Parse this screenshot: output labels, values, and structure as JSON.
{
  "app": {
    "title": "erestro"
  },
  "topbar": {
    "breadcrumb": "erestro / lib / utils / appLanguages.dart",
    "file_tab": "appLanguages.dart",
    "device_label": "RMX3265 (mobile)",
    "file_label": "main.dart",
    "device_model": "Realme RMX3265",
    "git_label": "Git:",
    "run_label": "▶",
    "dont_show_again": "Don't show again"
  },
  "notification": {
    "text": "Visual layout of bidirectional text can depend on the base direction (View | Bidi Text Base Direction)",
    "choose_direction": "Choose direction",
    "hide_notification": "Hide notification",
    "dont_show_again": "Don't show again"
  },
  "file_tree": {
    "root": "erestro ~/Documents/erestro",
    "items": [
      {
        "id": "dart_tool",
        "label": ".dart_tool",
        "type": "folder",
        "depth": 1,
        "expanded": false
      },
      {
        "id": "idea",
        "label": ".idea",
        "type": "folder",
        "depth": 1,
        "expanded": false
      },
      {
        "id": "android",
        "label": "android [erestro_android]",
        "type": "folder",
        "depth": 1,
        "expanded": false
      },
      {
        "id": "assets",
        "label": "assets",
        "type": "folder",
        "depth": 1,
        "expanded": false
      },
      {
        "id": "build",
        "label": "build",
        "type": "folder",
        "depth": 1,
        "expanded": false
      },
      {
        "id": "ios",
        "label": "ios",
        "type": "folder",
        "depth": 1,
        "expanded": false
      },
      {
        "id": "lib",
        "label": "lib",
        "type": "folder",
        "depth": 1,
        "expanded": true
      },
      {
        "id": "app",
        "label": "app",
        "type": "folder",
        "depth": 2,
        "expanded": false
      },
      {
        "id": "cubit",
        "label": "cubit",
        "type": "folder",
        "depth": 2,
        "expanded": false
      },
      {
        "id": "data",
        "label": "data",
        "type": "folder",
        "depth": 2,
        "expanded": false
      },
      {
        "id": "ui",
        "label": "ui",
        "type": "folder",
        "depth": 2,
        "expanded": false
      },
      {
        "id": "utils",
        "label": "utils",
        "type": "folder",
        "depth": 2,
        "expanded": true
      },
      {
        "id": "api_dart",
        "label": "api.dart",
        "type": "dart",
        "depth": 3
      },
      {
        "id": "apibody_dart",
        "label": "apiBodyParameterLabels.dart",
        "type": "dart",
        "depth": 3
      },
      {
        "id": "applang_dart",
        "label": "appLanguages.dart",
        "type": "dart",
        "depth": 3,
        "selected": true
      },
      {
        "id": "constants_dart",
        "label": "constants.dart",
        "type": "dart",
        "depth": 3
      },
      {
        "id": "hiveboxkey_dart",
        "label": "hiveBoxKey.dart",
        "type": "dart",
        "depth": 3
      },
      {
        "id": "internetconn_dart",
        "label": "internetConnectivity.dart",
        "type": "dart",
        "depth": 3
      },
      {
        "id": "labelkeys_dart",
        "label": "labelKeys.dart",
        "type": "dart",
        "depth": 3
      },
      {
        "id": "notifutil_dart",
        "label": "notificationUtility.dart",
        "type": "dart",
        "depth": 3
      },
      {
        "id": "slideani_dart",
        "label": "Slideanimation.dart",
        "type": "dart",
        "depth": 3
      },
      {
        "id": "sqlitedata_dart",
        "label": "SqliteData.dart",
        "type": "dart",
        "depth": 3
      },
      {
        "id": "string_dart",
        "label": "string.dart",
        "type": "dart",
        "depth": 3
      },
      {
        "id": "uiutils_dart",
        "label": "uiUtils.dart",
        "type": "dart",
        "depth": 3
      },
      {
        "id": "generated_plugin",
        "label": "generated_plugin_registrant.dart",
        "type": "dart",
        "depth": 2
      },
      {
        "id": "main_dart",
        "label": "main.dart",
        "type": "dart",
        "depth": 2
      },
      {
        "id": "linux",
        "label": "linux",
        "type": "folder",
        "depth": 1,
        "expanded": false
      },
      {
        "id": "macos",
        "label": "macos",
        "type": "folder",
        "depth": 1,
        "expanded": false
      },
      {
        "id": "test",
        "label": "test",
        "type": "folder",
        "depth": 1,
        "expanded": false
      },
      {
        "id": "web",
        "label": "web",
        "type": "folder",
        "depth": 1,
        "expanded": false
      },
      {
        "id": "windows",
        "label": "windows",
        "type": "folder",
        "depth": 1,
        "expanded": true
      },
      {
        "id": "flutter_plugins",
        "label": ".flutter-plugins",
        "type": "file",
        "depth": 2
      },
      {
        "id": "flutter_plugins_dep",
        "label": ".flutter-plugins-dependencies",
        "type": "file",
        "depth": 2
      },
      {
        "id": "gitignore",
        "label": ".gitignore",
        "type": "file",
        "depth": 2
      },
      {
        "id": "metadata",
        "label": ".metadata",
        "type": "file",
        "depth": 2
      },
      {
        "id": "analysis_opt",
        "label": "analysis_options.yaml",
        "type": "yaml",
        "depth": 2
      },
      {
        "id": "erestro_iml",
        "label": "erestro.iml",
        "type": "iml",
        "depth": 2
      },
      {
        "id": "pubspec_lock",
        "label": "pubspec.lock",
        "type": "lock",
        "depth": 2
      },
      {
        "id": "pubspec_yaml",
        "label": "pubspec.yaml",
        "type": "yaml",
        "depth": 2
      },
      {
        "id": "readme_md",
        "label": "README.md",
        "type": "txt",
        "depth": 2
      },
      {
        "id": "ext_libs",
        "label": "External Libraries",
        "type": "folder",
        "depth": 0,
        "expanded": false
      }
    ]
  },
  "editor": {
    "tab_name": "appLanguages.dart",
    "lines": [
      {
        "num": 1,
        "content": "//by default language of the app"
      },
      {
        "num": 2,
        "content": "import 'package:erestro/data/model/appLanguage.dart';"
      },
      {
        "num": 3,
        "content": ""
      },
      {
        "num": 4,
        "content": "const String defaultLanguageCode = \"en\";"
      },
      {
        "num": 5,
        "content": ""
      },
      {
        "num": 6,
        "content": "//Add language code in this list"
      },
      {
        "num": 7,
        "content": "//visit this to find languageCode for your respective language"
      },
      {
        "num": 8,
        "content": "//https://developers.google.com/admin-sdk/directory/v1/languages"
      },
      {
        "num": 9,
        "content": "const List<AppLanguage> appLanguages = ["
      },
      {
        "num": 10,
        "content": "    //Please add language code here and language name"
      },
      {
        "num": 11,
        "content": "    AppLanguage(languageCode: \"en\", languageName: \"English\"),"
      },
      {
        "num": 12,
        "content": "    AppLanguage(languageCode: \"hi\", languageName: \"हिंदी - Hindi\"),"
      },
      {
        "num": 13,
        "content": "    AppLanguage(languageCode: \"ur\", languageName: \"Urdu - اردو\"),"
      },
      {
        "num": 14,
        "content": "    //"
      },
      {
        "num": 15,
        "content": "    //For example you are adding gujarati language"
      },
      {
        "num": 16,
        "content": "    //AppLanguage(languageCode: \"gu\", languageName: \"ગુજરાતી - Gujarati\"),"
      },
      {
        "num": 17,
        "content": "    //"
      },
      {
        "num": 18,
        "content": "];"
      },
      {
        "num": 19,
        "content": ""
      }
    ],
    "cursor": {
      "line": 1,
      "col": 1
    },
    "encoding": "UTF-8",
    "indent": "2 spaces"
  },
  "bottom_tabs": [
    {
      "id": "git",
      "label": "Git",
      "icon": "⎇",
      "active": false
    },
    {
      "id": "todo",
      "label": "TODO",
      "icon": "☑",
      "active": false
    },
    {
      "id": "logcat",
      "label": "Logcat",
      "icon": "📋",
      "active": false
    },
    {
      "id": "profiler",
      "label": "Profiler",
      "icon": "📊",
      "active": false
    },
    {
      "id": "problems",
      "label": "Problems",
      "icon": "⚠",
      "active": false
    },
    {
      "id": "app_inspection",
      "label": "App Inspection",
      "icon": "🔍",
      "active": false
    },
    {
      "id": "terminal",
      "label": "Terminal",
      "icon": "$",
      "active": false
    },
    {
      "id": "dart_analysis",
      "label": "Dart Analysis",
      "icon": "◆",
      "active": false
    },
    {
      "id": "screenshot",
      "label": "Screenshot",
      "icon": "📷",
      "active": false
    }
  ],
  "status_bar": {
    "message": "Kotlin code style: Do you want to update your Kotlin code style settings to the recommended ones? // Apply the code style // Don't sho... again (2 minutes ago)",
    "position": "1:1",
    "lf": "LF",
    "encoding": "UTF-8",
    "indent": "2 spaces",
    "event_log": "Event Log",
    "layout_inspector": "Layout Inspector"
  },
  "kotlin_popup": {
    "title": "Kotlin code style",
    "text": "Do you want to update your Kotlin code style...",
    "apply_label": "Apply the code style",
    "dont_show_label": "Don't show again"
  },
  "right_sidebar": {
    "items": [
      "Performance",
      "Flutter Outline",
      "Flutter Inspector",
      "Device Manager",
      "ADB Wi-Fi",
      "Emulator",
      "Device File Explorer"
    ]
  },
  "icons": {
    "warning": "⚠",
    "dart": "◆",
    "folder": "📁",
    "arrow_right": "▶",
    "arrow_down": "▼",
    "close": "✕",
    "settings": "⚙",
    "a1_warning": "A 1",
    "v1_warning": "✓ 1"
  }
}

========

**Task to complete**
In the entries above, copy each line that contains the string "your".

**Result of this task**
        "content": "//visit this to find languageCode for your respective language"
    "message": "Kotlin code style: Do you want to update your Kotlin code style settings to the recommended ones? // Apply the code style // Don't sho... again (2 minutes ago)",
    "text": "Do you want to update your Kotlin code style...",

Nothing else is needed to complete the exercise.